  12. ^ Lynch, T. R Harcourt, G Edgar, N Barrett.2013. Conservation of the critically endangered eastern Australian population of the grey nurse shark (Carcharias taura) through cross-jurisdictional management of a network or marine-protected areas. Environmental Management 52:1341-1354
  13. ^ Bansemer, C. M. Bennett. 2010. Retained fishing gear and associated injuries in the east Australian grey nurse sharks (Carcharias Taurus): implications for population recovery. Marine and Freshwater Research 61:97-103

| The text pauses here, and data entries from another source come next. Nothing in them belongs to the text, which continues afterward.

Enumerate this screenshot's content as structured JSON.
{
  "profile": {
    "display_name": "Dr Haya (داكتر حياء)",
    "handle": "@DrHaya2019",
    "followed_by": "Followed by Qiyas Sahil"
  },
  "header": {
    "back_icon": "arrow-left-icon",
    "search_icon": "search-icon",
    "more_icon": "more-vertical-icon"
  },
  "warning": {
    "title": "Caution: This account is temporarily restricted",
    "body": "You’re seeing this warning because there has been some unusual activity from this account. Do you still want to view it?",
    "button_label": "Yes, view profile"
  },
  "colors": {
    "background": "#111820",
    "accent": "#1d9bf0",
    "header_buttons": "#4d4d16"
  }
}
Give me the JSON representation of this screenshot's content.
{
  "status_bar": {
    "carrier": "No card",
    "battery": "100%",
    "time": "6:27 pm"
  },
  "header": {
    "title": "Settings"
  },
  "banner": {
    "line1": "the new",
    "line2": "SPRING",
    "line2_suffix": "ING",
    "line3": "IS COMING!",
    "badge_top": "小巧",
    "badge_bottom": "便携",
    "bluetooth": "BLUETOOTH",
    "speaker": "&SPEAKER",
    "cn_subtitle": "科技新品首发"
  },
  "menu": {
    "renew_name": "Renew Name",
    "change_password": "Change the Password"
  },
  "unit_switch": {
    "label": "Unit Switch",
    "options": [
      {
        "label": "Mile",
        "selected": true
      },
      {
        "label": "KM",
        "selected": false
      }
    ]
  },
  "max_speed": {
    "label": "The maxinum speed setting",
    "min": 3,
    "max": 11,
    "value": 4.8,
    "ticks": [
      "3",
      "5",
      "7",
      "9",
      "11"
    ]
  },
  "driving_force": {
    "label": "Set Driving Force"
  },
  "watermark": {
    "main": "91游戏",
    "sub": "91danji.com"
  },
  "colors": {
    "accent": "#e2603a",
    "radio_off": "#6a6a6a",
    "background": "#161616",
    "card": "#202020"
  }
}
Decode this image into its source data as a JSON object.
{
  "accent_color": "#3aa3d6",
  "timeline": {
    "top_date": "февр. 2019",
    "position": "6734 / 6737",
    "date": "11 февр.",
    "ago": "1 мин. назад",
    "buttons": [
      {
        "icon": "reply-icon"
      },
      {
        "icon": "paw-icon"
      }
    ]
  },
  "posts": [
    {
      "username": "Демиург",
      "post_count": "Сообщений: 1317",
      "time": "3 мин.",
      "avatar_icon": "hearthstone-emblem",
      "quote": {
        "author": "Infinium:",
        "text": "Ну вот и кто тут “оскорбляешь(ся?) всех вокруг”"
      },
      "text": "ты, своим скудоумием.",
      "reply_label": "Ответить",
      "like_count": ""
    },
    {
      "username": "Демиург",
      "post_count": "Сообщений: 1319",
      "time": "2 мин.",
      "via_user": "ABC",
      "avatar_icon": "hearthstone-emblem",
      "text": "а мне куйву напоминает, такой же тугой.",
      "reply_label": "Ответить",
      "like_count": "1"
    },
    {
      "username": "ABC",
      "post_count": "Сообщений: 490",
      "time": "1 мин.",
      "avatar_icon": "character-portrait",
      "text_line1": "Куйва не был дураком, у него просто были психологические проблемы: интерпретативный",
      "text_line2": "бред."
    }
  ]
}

  14. ^ Flint.M, C.Limpus, J.Patterson-Kane, P.Murray, P.Mills.2010. Corneal Fibropapillomatosis in green sea turtles (Chelonia mydas) in Australia. J.Comp.Path 142: 341-346
  15. ^ Arthur,K.C.Limpus, G.Balazs, A.Capper, J.Udy, G.Shaw, U.Keuper-Bennett, P.Bennett.2008. The exposure of green turtle (Chelonia mydas) to tumour promoting compounds produced by the cyanobacterium lyngoya majuscule and their potential role in the aetiology of fibropapillomatosis. Harmful Algae 7:114-125
  16. ^ Paerl,H., V.Paul.2012.Climate change: link to global expansion of harmful cyanobacteria.Water Research 46: 1349-1363
  17. ^ a b Chan, K. J. Dening. 2007. Use of sandbanks by terns in Queensland, Australia: a priority for conservation in a popular recreational waterway. Biodiversity and Conservation 16:447-464
  18. ^ Madin, E. N Ban, Z Doubleday, T Holmes, G Pecl, F Smith. 2012. Socio-economic and management implications of range-shifting species in marine systems. Global Environment Change 22: 137-146
  19. ^ Booth, D. W Figueira, M Gregson, L Brown, G Beretta .2007. Occurrence of tropical fishes in temperate southeastern Australia: Role of the East Australian Current. Estuarine, Coastal and Shelf Science 72: 102-114
  20. ^ Bijma, J., H.Portner, C.Yesson, A.Rogers 2013. Climate change and the oceans-What does the future hold? Marine Pollution Bulletin 74:495-505
  21. ^ Brierley, A., M.Kingsford 2009. Impacts of climate change on Marine organisms and ecosystems. Current Biology 19:602-614
  22. ^ Walther, G-R., E. Post, P.Convey, A.Menzel, C.Parmesan, T.Beebee, JM. Fromentin, O.Hoegh-Guldber, and F.Bairlein. 2002. Ecological responses to recent climate change. Nature 416:389-395
  23. ^ Lamont, M. I Fujisaki. 2014. Effects of ocean temperature on nesting phenology and fecundity of the loggerhead sea turtle (Caretta caretta). Journal of Herpetology 48: 98-102
  24. ^ NSW Legislation.1997. Marine Parks Act 1997. Retrieved from www.legislation.nsw.gov.au/inforcepdf/1997-64.pdf?id=79a5a14e-87ca

Coordinates: 28°41′S 153°41′E / 28.68°S 153.68°E / -28.68; 153.68